Performance issues with a website can occur due to any number of reasons, the most effective way of solving this is to troubleshoot the issue. Below are some steps you can take in investigating this.
Please note that this article assume's you have some technical knowledge and is not a step by step guide. You can contact support to discuss any part of this article.
While Crucial can assist with some of these points, most would relate to the actual website code or content which we do not provide support for.
1. Ensure the CMS is optimised
If you are using a CMS it is highly recommended following the official optimisation guide for your platform. Below are links to some of the more popular platforms.
Other, unofficial guides are a simple google search away.
2. Speed Test the website
It is prudent to test your website against other websites that check performance.

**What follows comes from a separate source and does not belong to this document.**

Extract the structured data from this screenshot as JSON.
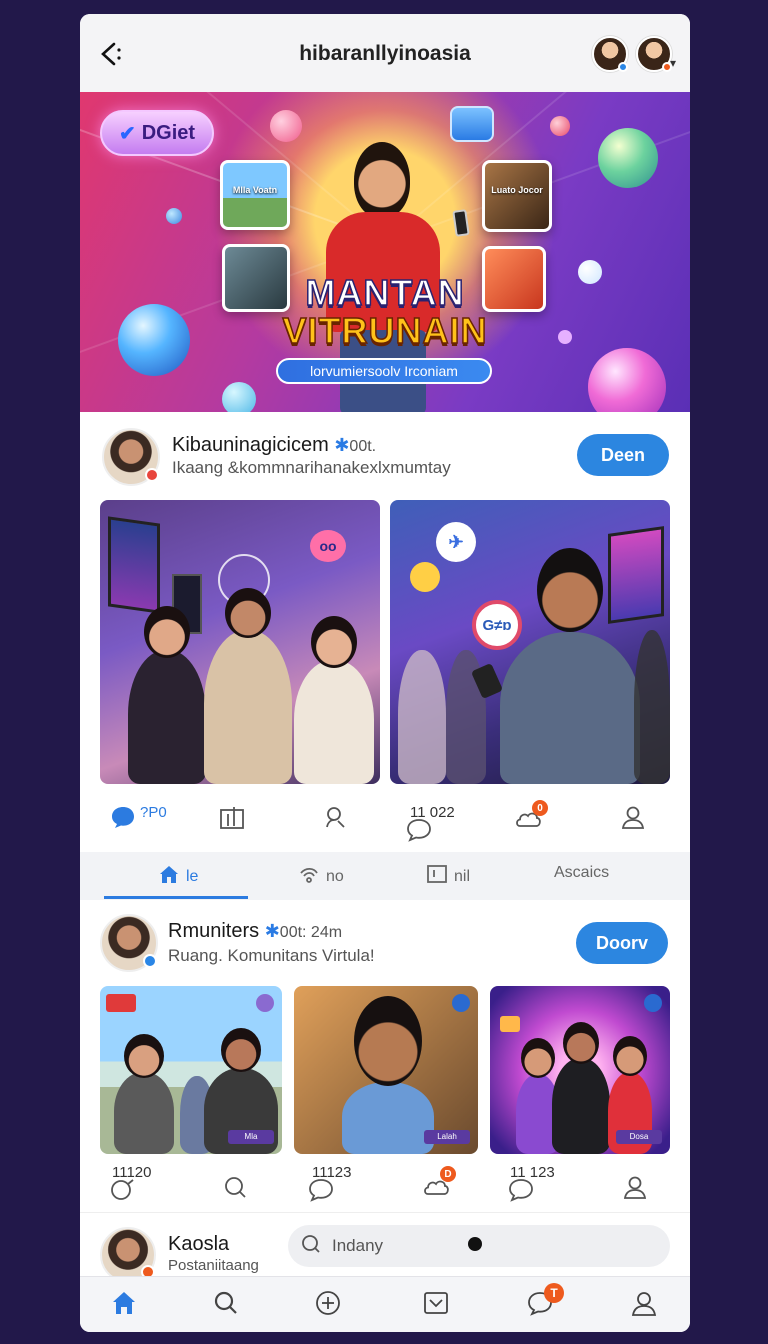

Some of the better testing websites will also provide recommendations for improving the performance. Below are some sites listed in no particular order.
If you have a VPS with Crucial that has management or support we will be able to assist you with these points.
1. Check Server resource usage
The first thing to check is ensuring your website is not hitting resource limits.
In the case of a website hosted on Website-Hosting this can be checking the resource usage in cPanel.
In the case of a VPS this would be checking the load of the server in addition to the memory usage.
In both cases it is important to remember that a higher then expected traffic load can cause performance issues, and if the load is great enough could leave the site inaccessible.
2. Ensure Compression is being used
If your website is not already delivering content using compression, then ensuring that it is using compression will not only speed up the loading of the website, but will also save you bandwidth with each page load.
3. Review the PHP handler
If your website is on a VPS you will be able to select the best PHP handler for your hosting needs.
If you are running more then a handful of websites on the server it is best to use SuPHP which is more suited to this due to it's security model and use of permissions.
If you are running a single website it is better to run either DSO or FastCGI. Fast CGI has a better security model and permissions then DSO, but this comes at the cost of requiring more memory. Both provide speed benefits over SuPHP.
4. Optimise Apache
The optimisations that can be made here mostly relate to ensuring that Apache is using the server's resources most efficiently. Specifically by tweaking the Prefork MPM settings.
5. Optimise SQL
This can be broken down into a few different things
- Identifying slow SQL queries
SQL queries that look through a large amount of data are typically slower to run then with smaller data, especially if the query is more complex. If a query takes several seconds to complete, this will have a direct impact on the loading speed of a website (Typically measured as 'TTFB'). Depending on how it is coded, this can result from content loading slowly to even the webpage entirely.
- Optimising SQL
Out of the Box, SQL is usually configured to accommodate a high number of use cases. Most optimisations that can be made here will relate to optimising SQL to understand the server resources better. The tweaks that can be made will vary on a case by case basis. We use a tuning primer to identify what can be done.